Following a separation, a Parenting Order is a legal mechanism used to break a deadlock when parents cannot agree on an appropriate parenting arrangement for their children. In this week’s blog, we’re going to examine the basics of a tool we’d consider the last resort for parents who cannot, or will not, come together for a mutually beneficial decision.
Whenever we talk about the children of a separation, we return to a phrase you’ve likely heard us use time and again – “the best interests of the child.” When a couple separates, they typically remain the people best placed to decide on what constitutes the best interests of the child in question according to the federal Divorce Act and the BC Family Law Act. Unfortunately, during acrimonious separations, they often can’t come together to make a decision.
In our first paragraph, we referred to a Parenting Order as something we’d consider a ‘last resort’ for disagreements. Before you turn to this option, here are several others to consider:
- Try to reach an agreement with the former spouse on a parenting schedule that works for everyone
- Enlist the help of a trusted friend or counsellor to resolve the issue
- Seek professional help from a Mediator, Family Justice Counsellor or Parenting Coordinator
- Turn to a family lawyer and begin the Parenting Order process
The Two Types of Parenting Orders
After all other avenues have been explored, a family lawyer can assist in securing a Parenting Order. This legal document comes in two varieties – an Interim Parenting Order, and a Final Parenting Order. Let’s take a look at what these terms mean:
Interim Parenting Order
Upon the commencement of a court action, a parent may make a temporary application to the court for “interim parenting time” while the sometimes-lengthy process unfolds.

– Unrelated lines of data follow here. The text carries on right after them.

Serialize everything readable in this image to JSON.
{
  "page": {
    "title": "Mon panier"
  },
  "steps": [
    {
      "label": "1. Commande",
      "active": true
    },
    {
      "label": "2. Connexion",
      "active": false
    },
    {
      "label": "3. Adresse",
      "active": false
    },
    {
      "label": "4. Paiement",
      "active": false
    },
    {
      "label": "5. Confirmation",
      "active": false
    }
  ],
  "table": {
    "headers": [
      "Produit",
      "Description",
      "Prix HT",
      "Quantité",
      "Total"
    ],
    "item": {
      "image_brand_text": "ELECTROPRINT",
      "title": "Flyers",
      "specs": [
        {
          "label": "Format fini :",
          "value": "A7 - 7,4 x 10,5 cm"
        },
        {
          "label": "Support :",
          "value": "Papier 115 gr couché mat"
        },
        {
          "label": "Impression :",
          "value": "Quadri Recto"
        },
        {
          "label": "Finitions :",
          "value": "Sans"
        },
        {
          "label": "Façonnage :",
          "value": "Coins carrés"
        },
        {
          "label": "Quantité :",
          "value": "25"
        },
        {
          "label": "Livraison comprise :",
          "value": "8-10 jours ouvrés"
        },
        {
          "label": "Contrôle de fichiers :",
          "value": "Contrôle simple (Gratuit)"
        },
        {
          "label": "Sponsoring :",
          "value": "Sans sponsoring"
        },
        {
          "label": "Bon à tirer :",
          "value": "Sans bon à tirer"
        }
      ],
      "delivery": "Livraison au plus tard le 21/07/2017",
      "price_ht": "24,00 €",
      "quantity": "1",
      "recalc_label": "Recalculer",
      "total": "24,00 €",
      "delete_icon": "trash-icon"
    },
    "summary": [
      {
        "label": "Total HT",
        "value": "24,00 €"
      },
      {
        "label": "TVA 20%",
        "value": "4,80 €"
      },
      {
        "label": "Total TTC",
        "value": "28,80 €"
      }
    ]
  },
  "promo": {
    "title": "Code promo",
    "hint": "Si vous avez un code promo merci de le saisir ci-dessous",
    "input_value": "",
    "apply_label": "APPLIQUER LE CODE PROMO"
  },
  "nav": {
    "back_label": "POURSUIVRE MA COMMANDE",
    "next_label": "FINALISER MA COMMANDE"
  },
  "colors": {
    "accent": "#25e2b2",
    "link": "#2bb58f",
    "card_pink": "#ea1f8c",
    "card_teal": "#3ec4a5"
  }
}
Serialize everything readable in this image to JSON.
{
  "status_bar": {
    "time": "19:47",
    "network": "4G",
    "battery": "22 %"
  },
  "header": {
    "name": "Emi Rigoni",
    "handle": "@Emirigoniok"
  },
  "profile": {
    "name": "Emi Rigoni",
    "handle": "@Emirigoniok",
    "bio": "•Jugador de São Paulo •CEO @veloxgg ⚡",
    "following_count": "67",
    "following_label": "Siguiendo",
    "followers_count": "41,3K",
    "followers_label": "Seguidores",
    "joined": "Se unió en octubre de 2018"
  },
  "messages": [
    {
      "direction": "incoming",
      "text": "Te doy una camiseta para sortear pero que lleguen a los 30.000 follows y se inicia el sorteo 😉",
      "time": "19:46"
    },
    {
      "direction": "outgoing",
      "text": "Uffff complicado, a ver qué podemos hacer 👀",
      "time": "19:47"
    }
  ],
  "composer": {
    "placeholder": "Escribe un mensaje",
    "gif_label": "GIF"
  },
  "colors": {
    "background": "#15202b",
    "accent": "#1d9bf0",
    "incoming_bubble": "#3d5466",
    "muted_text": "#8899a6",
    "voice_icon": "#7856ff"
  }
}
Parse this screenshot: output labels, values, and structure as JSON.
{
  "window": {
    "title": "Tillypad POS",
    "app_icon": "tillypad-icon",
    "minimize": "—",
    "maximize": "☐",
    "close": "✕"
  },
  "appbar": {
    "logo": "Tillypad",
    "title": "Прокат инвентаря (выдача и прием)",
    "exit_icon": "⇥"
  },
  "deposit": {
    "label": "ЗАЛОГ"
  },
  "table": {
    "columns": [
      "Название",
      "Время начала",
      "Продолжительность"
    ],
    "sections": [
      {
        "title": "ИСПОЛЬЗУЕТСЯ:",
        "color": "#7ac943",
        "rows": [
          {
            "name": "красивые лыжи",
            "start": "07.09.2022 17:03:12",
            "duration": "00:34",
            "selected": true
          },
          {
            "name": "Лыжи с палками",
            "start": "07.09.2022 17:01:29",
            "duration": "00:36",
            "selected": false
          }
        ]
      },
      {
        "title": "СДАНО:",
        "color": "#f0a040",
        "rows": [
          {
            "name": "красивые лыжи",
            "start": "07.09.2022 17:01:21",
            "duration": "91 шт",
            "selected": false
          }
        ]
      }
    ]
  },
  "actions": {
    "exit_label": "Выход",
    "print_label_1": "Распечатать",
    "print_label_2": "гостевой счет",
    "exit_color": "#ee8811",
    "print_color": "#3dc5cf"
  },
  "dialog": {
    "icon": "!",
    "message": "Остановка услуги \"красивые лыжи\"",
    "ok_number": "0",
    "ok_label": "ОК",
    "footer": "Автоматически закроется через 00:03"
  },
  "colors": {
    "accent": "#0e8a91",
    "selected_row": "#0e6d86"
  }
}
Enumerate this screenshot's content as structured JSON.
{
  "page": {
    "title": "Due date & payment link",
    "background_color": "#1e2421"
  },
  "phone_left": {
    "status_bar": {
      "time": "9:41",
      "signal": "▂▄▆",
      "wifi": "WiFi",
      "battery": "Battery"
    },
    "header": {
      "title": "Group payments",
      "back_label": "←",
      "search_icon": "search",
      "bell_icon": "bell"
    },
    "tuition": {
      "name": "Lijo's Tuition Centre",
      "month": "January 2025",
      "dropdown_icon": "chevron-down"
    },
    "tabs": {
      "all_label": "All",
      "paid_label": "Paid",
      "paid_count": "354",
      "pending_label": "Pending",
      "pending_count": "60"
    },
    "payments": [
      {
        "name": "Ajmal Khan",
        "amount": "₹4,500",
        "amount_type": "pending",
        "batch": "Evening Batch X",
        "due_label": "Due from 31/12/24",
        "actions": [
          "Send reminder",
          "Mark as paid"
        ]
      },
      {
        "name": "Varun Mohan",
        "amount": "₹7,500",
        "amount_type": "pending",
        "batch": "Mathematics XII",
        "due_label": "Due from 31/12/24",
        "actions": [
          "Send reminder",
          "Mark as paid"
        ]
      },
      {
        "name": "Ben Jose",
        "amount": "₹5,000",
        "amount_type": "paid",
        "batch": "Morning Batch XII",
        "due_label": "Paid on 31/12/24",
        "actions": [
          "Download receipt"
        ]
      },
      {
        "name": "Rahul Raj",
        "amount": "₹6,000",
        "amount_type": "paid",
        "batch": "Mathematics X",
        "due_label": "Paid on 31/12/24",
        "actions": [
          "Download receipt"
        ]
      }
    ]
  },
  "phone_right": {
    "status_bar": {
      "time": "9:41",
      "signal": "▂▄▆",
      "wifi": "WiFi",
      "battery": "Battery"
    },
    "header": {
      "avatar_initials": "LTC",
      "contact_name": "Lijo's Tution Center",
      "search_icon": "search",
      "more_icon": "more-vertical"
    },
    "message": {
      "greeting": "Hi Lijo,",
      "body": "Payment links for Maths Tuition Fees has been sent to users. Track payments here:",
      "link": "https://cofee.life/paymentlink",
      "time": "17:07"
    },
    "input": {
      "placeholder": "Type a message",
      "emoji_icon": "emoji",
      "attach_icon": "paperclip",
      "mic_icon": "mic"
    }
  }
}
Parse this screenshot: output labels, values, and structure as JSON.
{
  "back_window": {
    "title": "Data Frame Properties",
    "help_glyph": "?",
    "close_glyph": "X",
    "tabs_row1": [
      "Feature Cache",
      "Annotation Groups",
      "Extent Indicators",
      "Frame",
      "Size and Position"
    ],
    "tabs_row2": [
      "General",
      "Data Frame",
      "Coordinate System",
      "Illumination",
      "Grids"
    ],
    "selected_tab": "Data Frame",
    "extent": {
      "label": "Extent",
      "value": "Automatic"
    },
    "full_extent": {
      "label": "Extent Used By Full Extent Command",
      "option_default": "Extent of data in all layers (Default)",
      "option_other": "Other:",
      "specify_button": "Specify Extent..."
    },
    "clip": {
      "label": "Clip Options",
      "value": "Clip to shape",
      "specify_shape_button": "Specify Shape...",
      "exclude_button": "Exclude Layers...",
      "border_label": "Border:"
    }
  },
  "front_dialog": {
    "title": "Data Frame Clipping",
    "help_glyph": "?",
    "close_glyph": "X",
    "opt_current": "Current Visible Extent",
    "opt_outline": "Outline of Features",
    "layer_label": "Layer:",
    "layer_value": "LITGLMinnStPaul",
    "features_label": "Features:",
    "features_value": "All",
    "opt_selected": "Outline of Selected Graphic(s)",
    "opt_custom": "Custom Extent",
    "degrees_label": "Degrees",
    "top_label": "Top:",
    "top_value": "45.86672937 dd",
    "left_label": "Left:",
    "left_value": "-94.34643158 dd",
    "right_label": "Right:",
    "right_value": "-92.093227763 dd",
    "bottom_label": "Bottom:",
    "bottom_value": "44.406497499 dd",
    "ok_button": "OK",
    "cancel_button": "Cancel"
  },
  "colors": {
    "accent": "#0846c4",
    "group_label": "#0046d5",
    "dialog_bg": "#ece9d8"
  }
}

This temporary measure exists as a stop-gap to ensure visitation rights are protected while the legal process unfolds. Interim Parenting Orders are subject to change.
Final Parenting Order
A Final Parenting Order represents the final decision of the court upon review of all the relevant evidence. It typically concludes the process and can only be changed if there is a “material change in circumstances” between the two parties. An example of this is if a parent can no longer fulfill their obligations regarding parenting time.
How to Obtain a Parenting Order
The process begins by enlisting the services of a family law expert. The team here at Westside Family Law have years of experience in these kinds of cases, and we’ll be happy to meet and discuss your unique situation.
Your lawyer will make a court application for orders about parenting time. Unfortunately, the wait for these cases can be lengthy, and it can easily take over a year from the beginning of the process to the date of the trial.